(Problem to solve) Copy out the listing that follows, exactly, without its pictures.

(Given data)
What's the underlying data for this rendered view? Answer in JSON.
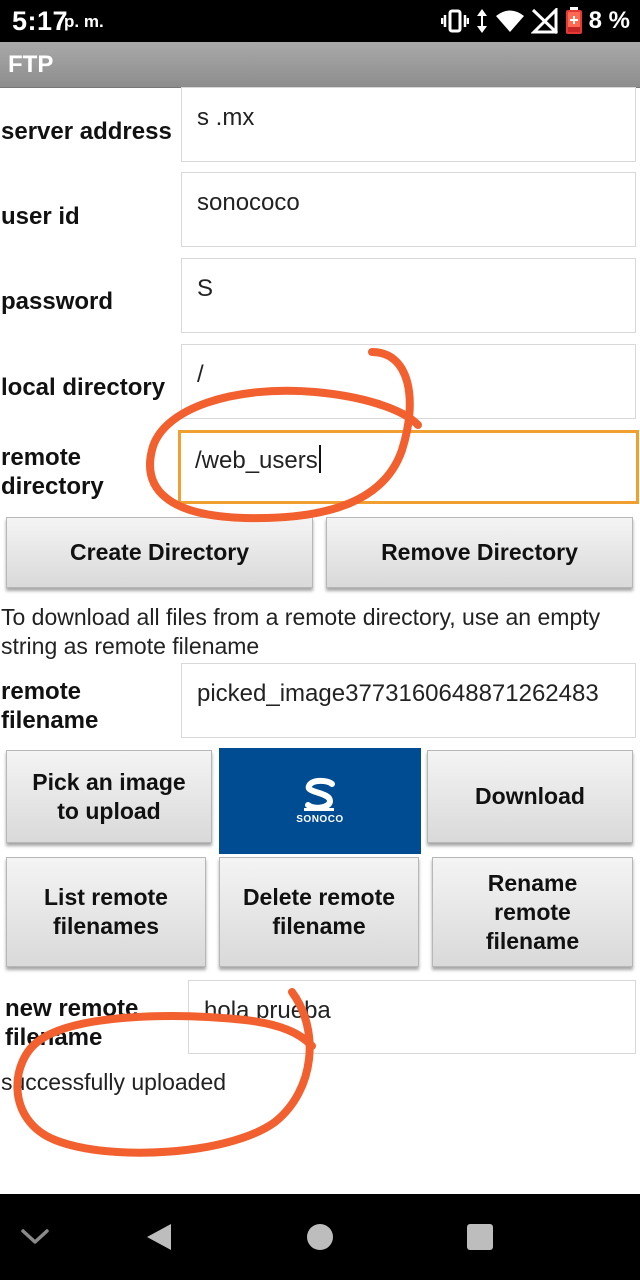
{
  "status_bar": {
    "time": "5:17",
    "ampm": "p. m.",
    "battery": "8 %"
  },
  "app": {
    "title": "FTP"
  },
  "fields": {
    "server_address": {
      "label": "server address",
      "value": "s                .mx"
    },
    "user_id": {
      "label": "user id",
      "value": "sonococo"
    },
    "password": {
      "label": "password",
      "value": "S"
    },
    "local_directory": {
      "label": "local directory",
      "value": "/"
    },
    "remote_directory": {
      "label_line1": "remote",
      "label_line2": "directory",
      "value": "/web_users"
    },
    "remote_filename": {
      "label_line1": "remote",
      "label_line2": "filename",
      "value": "picked_image3773160648871262483"
    },
    "new_remote_filename": {
      "label_line1": "new remote",
      "label_line2": "filename",
      "value": "hola prueba"
    }
  },
  "buttons": {
    "create_directory": "Create Directory",
    "remove_directory": "Remove Directory",
    "pick_image_line1": "Pick an image",
    "pick_image_line2": "to upload",
    "download": "Download",
    "list_remote_line1": "List remote",
    "list_remote_line2": "filenames",
    "delete_remote_line1": "Delete remote",
    "delete_remote_line2": "filename",
    "rename_remote_line1": "Rename",
    "rename_remote_line2": "remote",
    "rename_remote_line3": "filename"
  },
  "info_text": "To download all files from a remote directory, use an empty string as remote filename",
  "logo": {
    "word": "SONOCO",
    "background": "#004c93"
  },
  "status_message": "successfully uploaded",
  "icons": {
    "statusbar": [
      "vibrate-icon",
      "data-arrows-icon",
      "wifi-icon",
      "no-signal-icon",
      "battery-low-icon"
    ],
    "navbar": [
      "chevron-down-icon",
      "back-icon",
      "home-icon",
      "recents-icon"
    ]
  },
  "colors": {
    "annotation": "#f2602f",
    "focus_border": "#f0a030"
  }
}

(Reply)
What's the underlying data for this rendered view? Answer in JSON.
{
  "status_bar": {
    "time": "5:17",
    "ampm": "p. m.",
    "battery": "8 %"
  },
  "app": {
    "title": "FTP"
  },
  "fields": {
    "server_address": {
      "label": "server address",
      "value": "s                .mx"
    },
    "user_id": {
      "label": "user id",
      "value": "sonococo"
    },
    "password": {
      "label": "password",
      "value": "S"
    },
    "local_directory": {
      "label": "local directory",
      "value": "/"
    },
    "remote_directory": {
      "label_line1": "remote",
      "label_line2": "directory",
      "value": "/web_users"
    },
    "remote_filename": {
      "label_line1": "remote",
      "label_line2": "filename",
      "value": "picked_image3773160648871262483"
    },
    "new_remote_filename": {
      "label_line1": "new remote",
      "label_line2": "filename",
      "value": "hola prueba"
    }
  },
  "buttons": {
    "create_directory": "Create Directory",
    "remove_directory": "Remove Directory",
    "pick_image_line1": "Pick an image",
    "pick_image_line2": "to upload",
    "download": "Download",
    "list_remote_line1": "List remote",
    "list_remote_line2": "filenames",
    "delete_remote_line1": "Delete remote",
    "delete_remote_line2": "filename",
    "rename_remote_line1": "Rename",
    "rename_remote_line2": "remote",
    "rename_remote_line3": "filename"
  },
  "info_text": "To download all files from a remote directory, use an empty string as remote filename",
  "logo": {
    "word": "SONOCO",
    "background": "#004c93"
  },
  "status_message": "successfully uploaded",
  "icons": {
    "statusbar": [
      "vibrate-icon",
      "data-arrows-icon",
      "wifi-icon",
      "no-signal-icon",
      "battery-low-icon"
    ],
    "navbar": [
      "chevron-down-icon",
      "back-icon",
      "home-icon",
      "recents-icon"
    ]
  },
  "colors": {
    "annotation": "#f2602f",
    "focus_border": "#f0a030"
  }
}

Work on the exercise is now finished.